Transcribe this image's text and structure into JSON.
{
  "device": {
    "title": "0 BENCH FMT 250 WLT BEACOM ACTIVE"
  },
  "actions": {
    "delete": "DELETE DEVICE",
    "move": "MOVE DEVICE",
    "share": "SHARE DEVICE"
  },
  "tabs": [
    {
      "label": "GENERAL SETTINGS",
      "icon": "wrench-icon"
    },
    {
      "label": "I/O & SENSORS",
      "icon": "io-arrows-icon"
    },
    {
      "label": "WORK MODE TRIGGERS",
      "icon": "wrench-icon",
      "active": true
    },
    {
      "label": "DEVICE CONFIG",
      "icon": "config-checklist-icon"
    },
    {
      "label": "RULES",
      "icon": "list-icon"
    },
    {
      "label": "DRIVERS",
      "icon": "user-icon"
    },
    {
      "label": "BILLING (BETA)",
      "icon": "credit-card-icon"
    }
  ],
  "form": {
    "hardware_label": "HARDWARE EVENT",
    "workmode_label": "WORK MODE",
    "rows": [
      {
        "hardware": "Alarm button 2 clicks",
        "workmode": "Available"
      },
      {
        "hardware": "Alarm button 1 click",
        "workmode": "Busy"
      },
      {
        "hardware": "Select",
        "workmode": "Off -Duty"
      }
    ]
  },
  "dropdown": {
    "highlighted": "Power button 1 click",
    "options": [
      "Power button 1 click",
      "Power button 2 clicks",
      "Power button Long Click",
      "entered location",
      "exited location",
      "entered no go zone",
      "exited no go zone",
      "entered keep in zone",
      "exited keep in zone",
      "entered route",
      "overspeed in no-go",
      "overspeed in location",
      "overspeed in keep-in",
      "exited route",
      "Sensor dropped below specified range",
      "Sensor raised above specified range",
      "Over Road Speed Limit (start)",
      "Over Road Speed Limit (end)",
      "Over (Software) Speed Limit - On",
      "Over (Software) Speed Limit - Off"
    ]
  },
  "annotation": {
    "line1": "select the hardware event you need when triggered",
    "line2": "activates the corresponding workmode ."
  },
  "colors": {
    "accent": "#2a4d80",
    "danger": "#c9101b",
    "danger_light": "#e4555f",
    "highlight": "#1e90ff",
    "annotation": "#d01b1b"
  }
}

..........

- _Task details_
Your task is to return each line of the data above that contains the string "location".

- _Solved exercise_
      "entered location",
      "exited location",
      "overspeed in location",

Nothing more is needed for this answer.